◆ WHAT IS REQUIRED
Whenever a line of the data below holds the string "than", copy that line.

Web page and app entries
○ ○ ○ ○

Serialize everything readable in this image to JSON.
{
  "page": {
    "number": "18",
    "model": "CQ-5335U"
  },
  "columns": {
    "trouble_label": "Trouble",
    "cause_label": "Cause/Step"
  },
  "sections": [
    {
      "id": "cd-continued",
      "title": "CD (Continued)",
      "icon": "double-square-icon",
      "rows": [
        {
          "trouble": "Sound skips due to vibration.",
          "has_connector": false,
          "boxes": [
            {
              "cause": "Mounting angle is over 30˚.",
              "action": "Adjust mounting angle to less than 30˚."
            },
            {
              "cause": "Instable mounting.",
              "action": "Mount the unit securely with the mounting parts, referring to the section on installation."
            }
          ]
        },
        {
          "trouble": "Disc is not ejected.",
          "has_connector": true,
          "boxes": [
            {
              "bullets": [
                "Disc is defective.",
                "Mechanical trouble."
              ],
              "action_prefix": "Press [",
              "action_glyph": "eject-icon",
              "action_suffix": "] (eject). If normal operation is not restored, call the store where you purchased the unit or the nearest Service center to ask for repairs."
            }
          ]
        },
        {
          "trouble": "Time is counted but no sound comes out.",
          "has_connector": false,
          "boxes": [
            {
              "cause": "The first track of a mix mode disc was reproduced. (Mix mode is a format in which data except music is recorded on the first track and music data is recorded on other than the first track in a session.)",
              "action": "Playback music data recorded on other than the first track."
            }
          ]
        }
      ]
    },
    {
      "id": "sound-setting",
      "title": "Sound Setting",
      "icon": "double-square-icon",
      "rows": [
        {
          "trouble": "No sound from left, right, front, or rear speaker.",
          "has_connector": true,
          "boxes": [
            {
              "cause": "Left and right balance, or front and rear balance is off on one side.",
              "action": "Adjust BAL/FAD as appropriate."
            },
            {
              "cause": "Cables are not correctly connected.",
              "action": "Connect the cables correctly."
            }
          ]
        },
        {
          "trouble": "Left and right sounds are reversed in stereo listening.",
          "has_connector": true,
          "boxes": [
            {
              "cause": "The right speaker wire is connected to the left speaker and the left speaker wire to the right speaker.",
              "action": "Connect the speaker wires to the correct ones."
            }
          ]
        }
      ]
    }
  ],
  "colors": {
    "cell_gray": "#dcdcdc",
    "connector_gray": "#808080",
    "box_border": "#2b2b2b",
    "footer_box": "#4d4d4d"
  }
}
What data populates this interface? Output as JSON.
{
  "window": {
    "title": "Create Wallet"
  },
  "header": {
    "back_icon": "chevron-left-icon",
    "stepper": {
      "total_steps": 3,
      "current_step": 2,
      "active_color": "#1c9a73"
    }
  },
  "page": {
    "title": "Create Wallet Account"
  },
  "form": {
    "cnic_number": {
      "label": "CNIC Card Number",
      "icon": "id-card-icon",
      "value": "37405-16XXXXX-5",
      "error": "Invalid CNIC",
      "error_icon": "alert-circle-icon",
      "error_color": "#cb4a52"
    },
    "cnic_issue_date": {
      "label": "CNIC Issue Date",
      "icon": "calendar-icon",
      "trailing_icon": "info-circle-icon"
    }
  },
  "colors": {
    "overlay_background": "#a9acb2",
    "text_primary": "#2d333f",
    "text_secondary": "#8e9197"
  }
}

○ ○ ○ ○

◆ SOLUTION TO THIS PROBLEM
              "action": "Adjust mounting angle to less than 30˚."
              "cause": "The first track of a mix mode disc was reproduced. (Mix mode is a format in which data except music is recorded on the first track and music data is recorded on other than the first track in a session.)",
              "action": "Playback music data recorded on other than the first track."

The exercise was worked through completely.